Remember, you’ll want to ensure your cellular carrier has extra security in place to prevent anyone from updating the eSIM associated with your account as described above.
In this video (4m41s@2x), Hashoshi digs deeper into SIM swapping and how to avoid it.
|By the way, I answered 9 common questions about SIM cards people ask me. #2 is actually the most interesting.|
4. Get a separate work phone.
Another strategy to protect your personal phone number is through maintaining a separate work phone number and secondary smartphone device specifically for your professional life.
It’s an additional bill and yet another smartphone battery to keep charged, but this compartmentalization allows you to publicize your work phone online while protecting your personal cell phone number. Some employers issue a company-owned iPhone or Android phone.
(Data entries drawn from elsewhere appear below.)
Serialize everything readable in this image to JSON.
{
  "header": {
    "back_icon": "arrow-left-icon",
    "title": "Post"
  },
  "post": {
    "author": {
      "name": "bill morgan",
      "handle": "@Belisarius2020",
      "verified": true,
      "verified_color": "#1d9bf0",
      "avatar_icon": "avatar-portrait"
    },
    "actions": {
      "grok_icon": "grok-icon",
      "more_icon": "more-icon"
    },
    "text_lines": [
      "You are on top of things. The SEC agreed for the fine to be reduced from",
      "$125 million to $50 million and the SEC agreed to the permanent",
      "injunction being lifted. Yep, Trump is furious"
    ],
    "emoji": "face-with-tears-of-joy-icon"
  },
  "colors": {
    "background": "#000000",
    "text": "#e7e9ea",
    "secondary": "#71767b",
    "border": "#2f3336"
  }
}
5. Use a secondary or burner number for online use.
It’s kind of like in the movies when you see a character use a burner phone to make that quick phone call and throw it away right after.
If you often enter your mobile number online or fill out forms in real life, you might want to buy an inexpensive Android device with a prepaid, second phone number.
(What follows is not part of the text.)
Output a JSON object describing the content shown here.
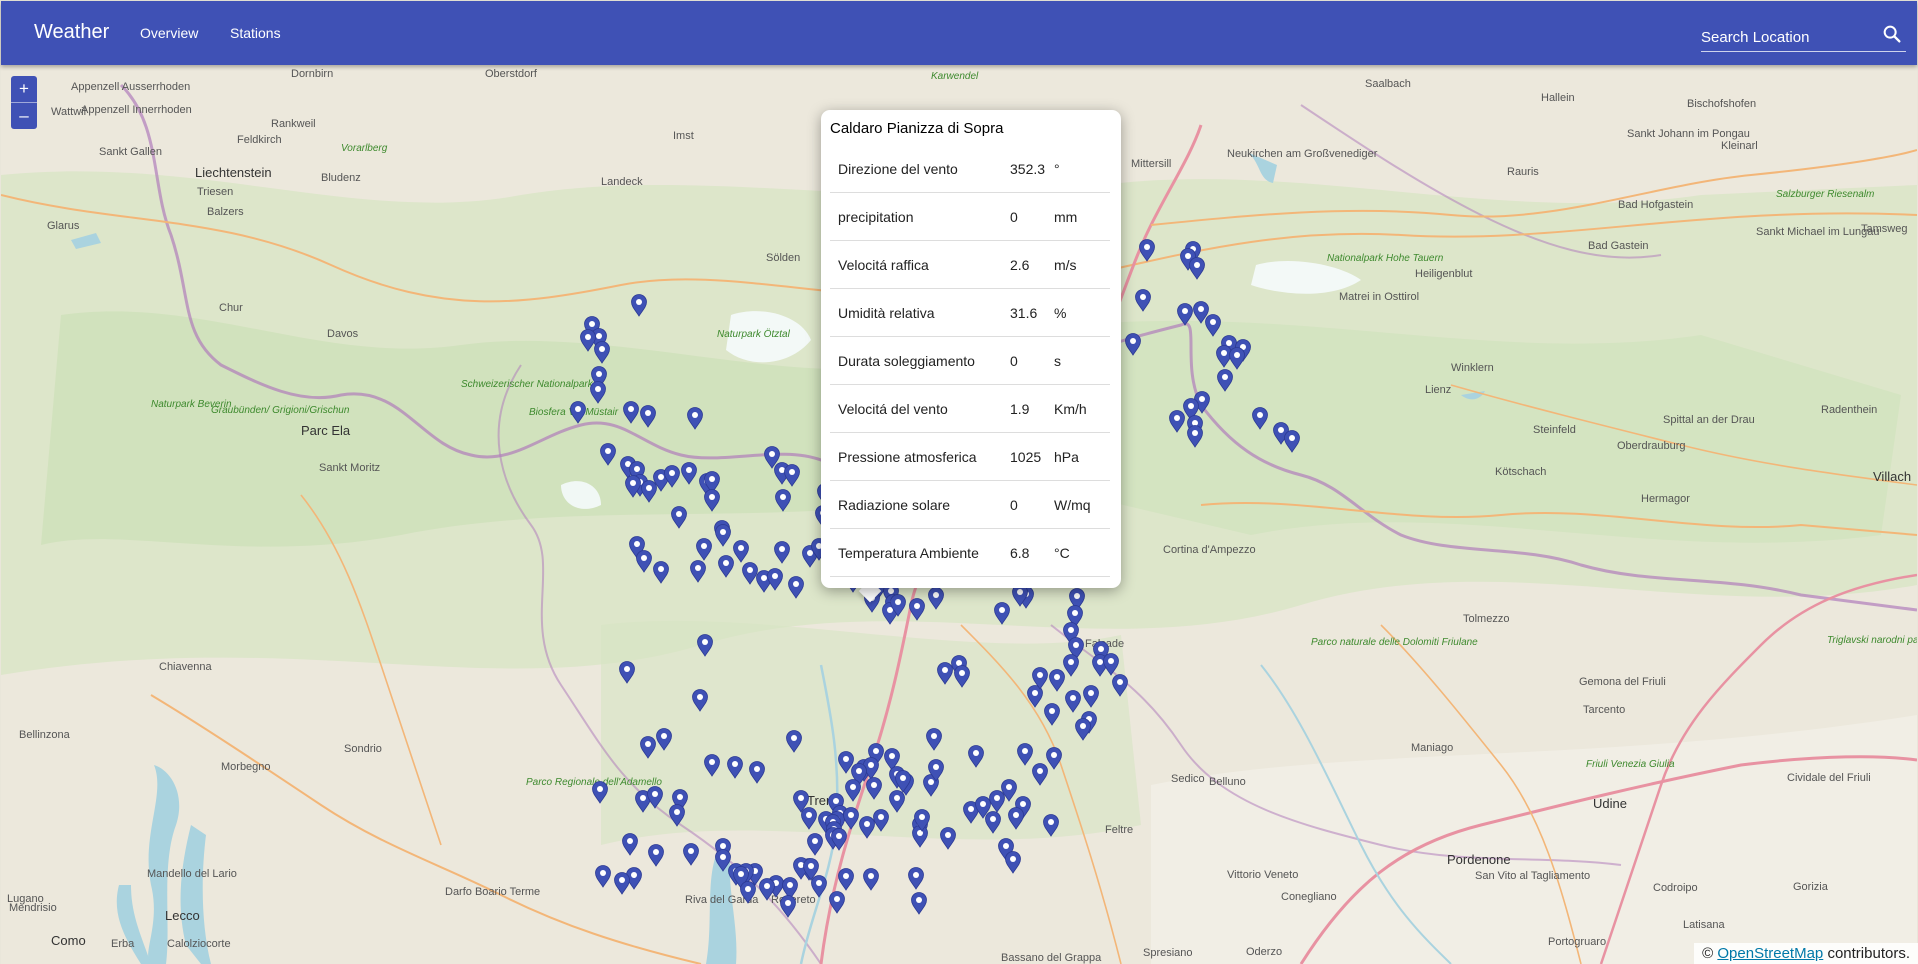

Alternatively, you can get WiFi phone numbers or use a burner app. Remember, your information can still be traced. We’re only looking to fulfill a supposed requirement to provide a phone number without giving our actual number which can attract unwanted calls.
6. Setup identity alert with a monitoring company.
It’d be great if you had a digital bodyguard watching your back online. They’d keep an eye out and let you know when a hacker or scammer is checking out your information, right?
Thankfully, this exists in the form of identity alert with monitoring companies like LifeLock. Such services immediately alert you if your personal data has been compromised, accessed, or any suspicious activity occurs.
7. Fix errant public records.
Imagine receiving calls from someone else who used your number and is now in foreclosure on their real estate properties. For reasons that might not even be your fault, you can find yourself dealing with the annoying issue of incorrect public records. The calls can be bothersome, but there’s also a risk of your phone number being in the wrong hands.
I’m going through this problem. I keep getting calls and texts for Donald Humphreys. He apparently used my number (perhaps by accident) on the public records for a property he’s now foreclosing on. I’ll have to go to the Gwinnett County courthouse and get this fixed
The only way to fix this is to go to the county clerk’s office for the foreclosed properties to correct the records. I guess I’ll be making a trip to the Gwinnett County administration center. Thanks a lot, Don!
As a precaution, you can always check if your public records’ information is correct using online public record repositories like SearchQuarry.com.
8. Use an authenticator app instead of SMS for two-factor authentication.
We have discussed using two-factor authentication to add extra security to your account logins.
To level up, we need to ensure the unique temporary codes aren’t compromised.
Using an authenticator app rather than SMS or email for one-time verification codes is far more secure. These apps are easy to download and use. Authenticator apps are immune to having SIM swap attacks and don’t leave a record of where you’ve logged in with your mobile carrier.
9. Wipe your old device before recycling or disposing of it.
When it comes to old phones, some people may sell or recycle them. But did you know it’s not that difficult to restore data from the device?
Handle your old smartphone with care when you are trying to dispose of it.
Before you sell or recycle your old mobile device, ensure that full device encryption is enabled. Afterward, wipe the device at least twice using your manufacturer’s instructions.